I asked my 2nd year students for some verbal feedback about the flip teaching experiment we’re in. Instead of ‘normal’ lectures, I’ve created videos of the content which the students can watch at their own time. Some of the work they would normally do as ‘homework’ is now being done in class (hence the term flip teaching).
While the majority of the class are quite happy (or so they are saying to my face), some of the students would prefer to have me teach them directly rather than watch a video.
I believe this preference links to the teaching methodologies I use during a lecture. I get my class involved (active learning). They have to talk to each other, repeat main points and respond to quick-fire scenarios as well as, at times, taking notes while I go into a more ‘traditional’ lecture mode. In other words, I get them involved in their learning.
So it doesn’t come as a huge surprise to learn that some of the students are finding my videos a bit on the dry side. They don’t get to hear my funny asides—yes, they are funny despite what you may have heard—because the videos are more factual and I don’t deviate as I tend to do during a lecture. The interactivity isn’t nearly the same as what they had with me lecturing them ‘live’ last academic year.
I’ve encouraged the students to try to watch the videos with others and not watch it on their own. The videos themselves have a number of stopping points where students are asked to pause the video and reflect on what they have learned, accompanied by little ditties. Version 6 of this song is an example. (I like cheesy stuff, okay?) I’ve worked hard to make the videos interesting and engaging.
So is flip teaching only successful if the original teaching/learning is less-engaging than the flip teaching videos?
Well, no. It’s clear that my students are engaging with the videos and their learning—their input during my tutorials clearly demonstrates this. And the majority of students find the videos are helping them to learn but in a different way. They are learning, they are note-taking and they are engaging with the content. (I’m convinced the students like the fact they can turn me off whenever they want!)
So I can’t dismiss flip teaching.
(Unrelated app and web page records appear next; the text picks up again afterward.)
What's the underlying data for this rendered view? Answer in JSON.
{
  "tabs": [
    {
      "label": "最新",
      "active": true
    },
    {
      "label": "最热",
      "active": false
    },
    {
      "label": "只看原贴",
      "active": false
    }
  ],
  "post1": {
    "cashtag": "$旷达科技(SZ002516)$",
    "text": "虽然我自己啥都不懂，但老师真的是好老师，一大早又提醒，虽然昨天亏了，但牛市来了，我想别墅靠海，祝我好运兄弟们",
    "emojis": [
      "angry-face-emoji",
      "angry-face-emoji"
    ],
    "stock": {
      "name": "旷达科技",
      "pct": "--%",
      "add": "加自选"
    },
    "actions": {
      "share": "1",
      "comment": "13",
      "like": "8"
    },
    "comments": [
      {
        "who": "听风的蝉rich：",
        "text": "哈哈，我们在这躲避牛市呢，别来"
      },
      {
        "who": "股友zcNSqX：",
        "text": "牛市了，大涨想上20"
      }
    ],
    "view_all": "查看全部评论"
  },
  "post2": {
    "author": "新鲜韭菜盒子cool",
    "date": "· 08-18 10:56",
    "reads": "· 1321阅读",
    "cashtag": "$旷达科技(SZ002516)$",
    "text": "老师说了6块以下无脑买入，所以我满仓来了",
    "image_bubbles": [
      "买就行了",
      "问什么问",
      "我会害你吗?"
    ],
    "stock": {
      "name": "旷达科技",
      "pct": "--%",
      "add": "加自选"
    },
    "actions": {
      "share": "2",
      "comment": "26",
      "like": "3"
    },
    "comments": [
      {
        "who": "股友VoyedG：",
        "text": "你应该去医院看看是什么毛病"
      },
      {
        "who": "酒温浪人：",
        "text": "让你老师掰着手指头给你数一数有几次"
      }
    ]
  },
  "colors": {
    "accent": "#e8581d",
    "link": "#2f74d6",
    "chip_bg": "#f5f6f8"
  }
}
I just wonder if those students who would rather have a lecture with me (rather than watch a video) would feel the same way if my teaching was boring in the first place.
On a side note, it is interesting to discover how the students are using the videos and the PDF version of the presentation slides to study. Some are reading the PDF version first and then watching the video to ‘fill in the blanks’. Others are printing out the PDF and following along with the video, adding their own notes. Others are taking written notes while watching the video, deciding the PDF is superfluous. It’s fascinating to learn how different students are finding study methodologies which suit their own needs and learning styles